▶ _TASK ITEM_
Could you restate all of the entries, word for word?

▶ _DATASET ENTRIES_
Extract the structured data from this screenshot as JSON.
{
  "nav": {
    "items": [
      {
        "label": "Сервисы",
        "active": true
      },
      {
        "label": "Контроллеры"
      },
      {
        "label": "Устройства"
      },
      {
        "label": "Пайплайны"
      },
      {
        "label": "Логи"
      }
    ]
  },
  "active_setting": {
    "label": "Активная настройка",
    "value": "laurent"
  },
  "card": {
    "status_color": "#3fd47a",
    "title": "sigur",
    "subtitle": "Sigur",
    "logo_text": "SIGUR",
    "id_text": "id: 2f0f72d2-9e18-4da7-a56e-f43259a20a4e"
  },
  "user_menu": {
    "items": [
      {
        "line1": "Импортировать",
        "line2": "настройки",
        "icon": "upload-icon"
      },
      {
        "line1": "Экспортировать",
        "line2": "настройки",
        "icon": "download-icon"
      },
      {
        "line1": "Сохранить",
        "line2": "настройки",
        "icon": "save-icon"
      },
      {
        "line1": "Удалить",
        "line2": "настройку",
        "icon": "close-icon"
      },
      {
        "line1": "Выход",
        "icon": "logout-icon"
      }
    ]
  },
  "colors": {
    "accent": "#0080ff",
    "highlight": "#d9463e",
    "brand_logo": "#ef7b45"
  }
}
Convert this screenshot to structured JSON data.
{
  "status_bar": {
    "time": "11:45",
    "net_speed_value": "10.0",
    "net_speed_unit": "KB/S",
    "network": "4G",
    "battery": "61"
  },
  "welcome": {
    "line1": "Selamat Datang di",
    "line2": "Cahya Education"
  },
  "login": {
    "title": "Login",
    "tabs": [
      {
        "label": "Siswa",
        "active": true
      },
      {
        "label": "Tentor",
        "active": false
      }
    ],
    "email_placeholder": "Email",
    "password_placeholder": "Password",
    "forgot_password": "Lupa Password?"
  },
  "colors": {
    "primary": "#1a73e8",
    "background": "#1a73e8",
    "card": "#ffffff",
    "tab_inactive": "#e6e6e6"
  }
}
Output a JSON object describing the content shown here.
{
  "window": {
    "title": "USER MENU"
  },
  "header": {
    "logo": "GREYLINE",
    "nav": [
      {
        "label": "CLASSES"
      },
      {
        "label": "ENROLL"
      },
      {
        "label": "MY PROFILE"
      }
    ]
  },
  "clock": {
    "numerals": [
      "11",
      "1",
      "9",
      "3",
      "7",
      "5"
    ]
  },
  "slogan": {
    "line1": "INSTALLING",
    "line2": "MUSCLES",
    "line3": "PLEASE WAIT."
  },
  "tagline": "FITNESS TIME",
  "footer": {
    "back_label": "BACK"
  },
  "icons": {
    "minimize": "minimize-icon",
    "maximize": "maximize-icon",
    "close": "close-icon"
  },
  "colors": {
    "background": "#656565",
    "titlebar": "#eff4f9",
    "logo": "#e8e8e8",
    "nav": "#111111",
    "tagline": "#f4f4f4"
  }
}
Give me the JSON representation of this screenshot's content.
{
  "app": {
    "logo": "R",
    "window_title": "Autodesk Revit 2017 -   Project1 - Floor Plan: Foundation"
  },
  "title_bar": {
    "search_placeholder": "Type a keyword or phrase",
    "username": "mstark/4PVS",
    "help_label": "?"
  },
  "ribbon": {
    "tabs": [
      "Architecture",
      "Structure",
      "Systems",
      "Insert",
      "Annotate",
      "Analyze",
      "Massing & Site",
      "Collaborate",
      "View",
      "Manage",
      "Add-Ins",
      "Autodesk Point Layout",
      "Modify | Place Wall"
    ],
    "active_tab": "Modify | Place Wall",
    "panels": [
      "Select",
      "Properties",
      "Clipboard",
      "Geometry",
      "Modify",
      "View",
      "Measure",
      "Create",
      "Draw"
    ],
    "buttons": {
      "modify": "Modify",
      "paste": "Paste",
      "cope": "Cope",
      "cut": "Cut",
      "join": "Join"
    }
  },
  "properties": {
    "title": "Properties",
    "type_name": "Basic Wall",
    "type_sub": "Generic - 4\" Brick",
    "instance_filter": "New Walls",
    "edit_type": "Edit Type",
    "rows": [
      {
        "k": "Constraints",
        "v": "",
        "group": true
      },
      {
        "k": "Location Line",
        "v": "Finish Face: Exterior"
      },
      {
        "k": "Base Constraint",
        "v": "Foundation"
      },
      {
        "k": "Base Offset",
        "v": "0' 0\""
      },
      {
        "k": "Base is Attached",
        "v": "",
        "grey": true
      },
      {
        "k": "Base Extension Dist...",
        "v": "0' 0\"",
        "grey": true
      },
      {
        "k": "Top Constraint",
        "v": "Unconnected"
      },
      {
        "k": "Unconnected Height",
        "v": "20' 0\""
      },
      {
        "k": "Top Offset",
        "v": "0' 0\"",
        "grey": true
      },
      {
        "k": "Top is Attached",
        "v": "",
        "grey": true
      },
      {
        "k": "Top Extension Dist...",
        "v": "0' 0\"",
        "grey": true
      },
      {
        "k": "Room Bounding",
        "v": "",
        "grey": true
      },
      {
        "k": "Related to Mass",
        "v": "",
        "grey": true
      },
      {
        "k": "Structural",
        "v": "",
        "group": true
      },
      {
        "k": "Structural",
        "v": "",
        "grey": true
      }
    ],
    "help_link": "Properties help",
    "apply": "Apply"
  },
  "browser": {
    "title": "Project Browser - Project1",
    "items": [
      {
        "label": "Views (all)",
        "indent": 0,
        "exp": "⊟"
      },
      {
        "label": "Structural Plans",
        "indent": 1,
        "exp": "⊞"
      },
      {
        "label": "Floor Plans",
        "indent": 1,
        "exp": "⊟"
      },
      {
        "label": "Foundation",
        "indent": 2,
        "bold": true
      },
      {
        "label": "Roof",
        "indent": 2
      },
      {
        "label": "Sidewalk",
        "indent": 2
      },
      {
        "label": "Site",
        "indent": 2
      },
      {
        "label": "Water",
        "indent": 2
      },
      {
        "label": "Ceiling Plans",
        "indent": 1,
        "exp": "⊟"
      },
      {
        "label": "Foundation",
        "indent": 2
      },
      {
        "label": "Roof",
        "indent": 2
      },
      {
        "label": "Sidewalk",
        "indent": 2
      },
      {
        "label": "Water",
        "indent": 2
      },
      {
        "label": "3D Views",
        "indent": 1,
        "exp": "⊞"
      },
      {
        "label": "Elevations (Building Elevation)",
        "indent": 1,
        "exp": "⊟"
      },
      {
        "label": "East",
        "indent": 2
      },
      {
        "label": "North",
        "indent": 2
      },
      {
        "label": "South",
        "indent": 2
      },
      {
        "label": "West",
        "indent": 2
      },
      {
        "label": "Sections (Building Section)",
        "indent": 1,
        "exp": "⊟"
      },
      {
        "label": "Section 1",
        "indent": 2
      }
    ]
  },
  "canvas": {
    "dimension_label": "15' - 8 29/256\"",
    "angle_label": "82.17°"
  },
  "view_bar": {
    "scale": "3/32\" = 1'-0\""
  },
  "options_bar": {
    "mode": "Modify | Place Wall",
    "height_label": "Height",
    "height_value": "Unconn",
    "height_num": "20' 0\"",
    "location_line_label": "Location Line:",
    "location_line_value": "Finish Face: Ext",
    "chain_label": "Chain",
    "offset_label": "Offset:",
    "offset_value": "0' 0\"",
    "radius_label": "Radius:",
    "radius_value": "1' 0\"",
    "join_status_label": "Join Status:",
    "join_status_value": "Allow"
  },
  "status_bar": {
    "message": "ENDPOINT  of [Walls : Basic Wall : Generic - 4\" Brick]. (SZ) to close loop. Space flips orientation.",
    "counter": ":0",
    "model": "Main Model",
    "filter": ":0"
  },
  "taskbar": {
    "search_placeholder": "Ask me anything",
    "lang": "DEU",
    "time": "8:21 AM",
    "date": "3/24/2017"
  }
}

▶ _TASK SOLUTION_
Extract the structured data from this screenshot as JSON.
{
  "nav": {
    "items": [
      {
        "label": "Сервисы",
        "active": true
      },
      {
        "label": "Контроллеры"
      },
      {
        "label": "Устройства"
      },
      {
        "label": "Пайплайны"
      },
      {
        "label": "Логи"
      }
    ]
  },
  "active_setting": {
    "label": "Активная настройка",
    "value": "laurent"
  },
  "card": {
    "status_color": "#3fd47a",
    "title": "sigur",
    "subtitle": "Sigur",
    "logo_text": "SIGUR",
    "id_text": "id: 2f0f72d2-9e18-4da7-a56e-f43259a20a4e"
  },
  "user_menu": {
    "items": [
      {
        "line1": "Импортировать",
        "line2": "настройки",
        "icon": "upload-icon"
      },
      {
        "line1": "Экспортировать",
        "line2": "настройки",
        "icon": "download-icon"
      },
      {
        "line1": "Сохранить",
        "line2": "настройки",
        "icon": "save-icon"
      },
      {
        "line1": "Удалить",
        "line2": "настройку",
        "icon": "close-icon"
      },
      {
        "line1": "Выход",
        "icon": "logout-icon"
      }
    ]
  },
  "colors": {
    "accent": "#0080ff",
    "highlight": "#d9463e",
    "brand_logo": "#ef7b45"
  }
}
Convert this screenshot to structured JSON data.
{
  "status_bar": {
    "time": "11:45",
    "net_speed_value": "10.0",
    "net_speed_unit": "KB/S",
    "network": "4G",
    "battery": "61"
  },
  "welcome": {
    "line1": "Selamat Datang di",
    "line2": "Cahya Education"
  },
  "login": {
    "title": "Login",
    "tabs": [
      {
        "label": "Siswa",
        "active": true
      },
      {
        "label": "Tentor",
        "active": false
      }
    ],
    "email_placeholder": "Email",
    "password_placeholder": "Password",
    "forgot_password": "Lupa Password?"
  },
  "colors": {
    "primary": "#1a73e8",
    "background": "#1a73e8",
    "card": "#ffffff",
    "tab_inactive": "#e6e6e6"
  }
}
Output a JSON object describing the content shown here.
{
  "window": {
    "title": "USER MENU"
  },
  "header": {
    "logo": "GREYLINE",
    "nav": [
      {
        "label": "CLASSES"
      },
      {
        "label": "ENROLL"
      },
      {
        "label": "MY PROFILE"
      }
    ]
  },
  "clock": {
    "numerals": [
      "11",
      "1",
      "9",
      "3",
      "7",
      "5"
    ]
  },
  "slogan": {
    "line1": "INSTALLING",
    "line2": "MUSCLES",
    "line3": "PLEASE WAIT."
  },
  "tagline": "FITNESS TIME",
  "footer": {
    "back_label": "BACK"
  },
  "icons": {
    "minimize": "minimize-icon",
    "maximize": "maximize-icon",
    "close": "close-icon"
  },
  "colors": {
    "background": "#656565",
    "titlebar": "#eff4f9",
    "logo": "#e8e8e8",
    "nav": "#111111",
    "tagline": "#f4f4f4"
  }
}
Give me the JSON representation of this screenshot's content.
{
  "app": {
    "logo": "R",
    "window_title": "Autodesk Revit 2017 -   Project1 - Floor Plan: Foundation"
  },
  "title_bar": {
    "search_placeholder": "Type a keyword or phrase",
    "username": "mstark/4PVS",
    "help_label": "?"
  },
  "ribbon": {
    "tabs": [
      "Architecture",
      "Structure",
      "Systems",
      "Insert",
      "Annotate",
      "Analyze",
      "Massing & Site",
      "Collaborate",
      "View",
      "Manage",
      "Add-Ins",
      "Autodesk Point Layout",
      "Modify | Place Wall"
    ],
    "active_tab": "Modify | Place Wall",
    "panels": [
      "Select",
      "Properties",
      "Clipboard",
      "Geometry",
      "Modify",
      "View",
      "Measure",
      "Create",
      "Draw"
    ],
    "buttons": {
      "modify": "Modify",
      "paste": "Paste",
      "cope": "Cope",
      "cut": "Cut",
      "join": "Join"
    }
  },
  "properties": {
    "title": "Properties",
    "type_name": "Basic Wall",
    "type_sub": "Generic - 4\" Brick",
    "instance_filter": "New Walls",
    "edit_type": "Edit Type",
    "rows": [
      {
        "k": "Constraints",
        "v": "",
        "group": true
      },
      {
        "k": "Location Line",
        "v": "Finish Face: Exterior"
      },
      {
        "k": "Base Constraint",
        "v": "Foundation"
      },
      {
        "k": "Base Offset",
        "v": "0' 0\""
      },
      {
        "k": "Base is Attached",
        "v": "",
        "grey": true
      },
      {
        "k": "Base Extension Dist...",
        "v": "0' 0\"",
        "grey": true
      },
      {
        "k": "Top Constraint",
        "v": "Unconnected"
      },
      {
        "k": "Unconnected Height",
        "v": "20' 0\""
      },
      {
        "k": "Top Offset",
        "v": "0' 0\"",
        "grey": true
      },
      {
        "k": "Top is Attached",
        "v": "",
        "grey": true
      },
      {
        "k": "Top Extension Dist...",
        "v": "0' 0\"",
        "grey": true
      },
      {
        "k": "Room Bounding",
        "v": "",
        "grey": true
      },
      {
        "k": "Related to Mass",
        "v": "",
        "grey": true
      },
      {
        "k": "Structural",
        "v": "",
        "group": true
      },
      {
        "k": "Structural",
        "v": "",
        "grey": true
      }
    ],
    "help_link": "Properties help",
    "apply": "Apply"
  },
  "browser": {
    "title": "Project Browser - Project1",
    "items": [
      {
        "label": "Views (all)",
        "indent": 0,
        "exp": "⊟"
      },
      {
        "label": "Structural Plans",
        "indent": 1,
        "exp": "⊞"
      },
      {
        "label": "Floor Plans",
        "indent": 1,
        "exp": "⊟"
      },
      {
        "label": "Foundation",
        "indent": 2,
        "bold": true
      },
      {
        "label": "Roof",
        "indent": 2
      },
      {
        "label": "Sidewalk",
        "indent": 2
      },
      {
        "label": "Site",
        "indent": 2
      },
      {
        "label": "Water",
        "indent": 2
      },
      {
        "label": "Ceiling Plans",
        "indent": 1,
        "exp": "⊟"
      },
      {
        "label": "Foundation",
        "indent": 2
      },
      {
        "label": "Roof",
        "indent": 2
      },
      {
        "label": "Sidewalk",
        "indent": 2
      },
      {
        "label": "Water",
        "indent": 2
      },
      {
        "label": "3D Views",
        "indent": 1,
        "exp": "⊞"
      },
      {
        "label": "Elevations (Building Elevation)",
        "indent": 1,
        "exp": "⊟"
      },
      {
        "label": "East",
        "indent": 2
      },
      {
        "label": "North",
        "indent": 2
      },
      {
        "label": "South",
        "indent": 2
      },
      {
        "label": "West",
        "indent": 2
      },
      {
        "label": "Sections (Building Section)",
        "indent": 1,
        "exp": "⊟"
      },
      {
        "label": "Section 1",
        "indent": 2
      }
    ]
  },
  "canvas": {
    "dimension_label": "15' - 8 29/256\"",
    "angle_label": "82.17°"
  },
  "view_bar": {
    "scale": "3/32\" = 1'-0\""
  },
  "options_bar": {
    "mode": "Modify | Place Wall",
    "height_label": "Height",
    "height_value": "Unconn",
    "height_num": "20' 0\"",
    "location_line_label": "Location Line:",
    "location_line_value": "Finish Face: Ext",
    "chain_label": "Chain",
    "offset_label": "Offset:",
    "offset_value": "0' 0\"",
    "radius_label": "Radius:",
    "radius_value": "1' 0\"",
    "join_status_label": "Join Status:",
    "join_status_value": "Allow"
  },
  "status_bar": {
    "message": "ENDPOINT  of [Walls : Basic Wall : Generic - 4\" Brick]. (SZ) to close loop. Space flips orientation.",
    "counter": ":0",
    "model": "Main Model",
    "filter": ":0"
  },
  "taskbar": {
    "search_placeholder": "Ask me anything",
    "lang": "DEU",
    "time": "8:21 AM",
    "date": "3/24/2017"
  }
}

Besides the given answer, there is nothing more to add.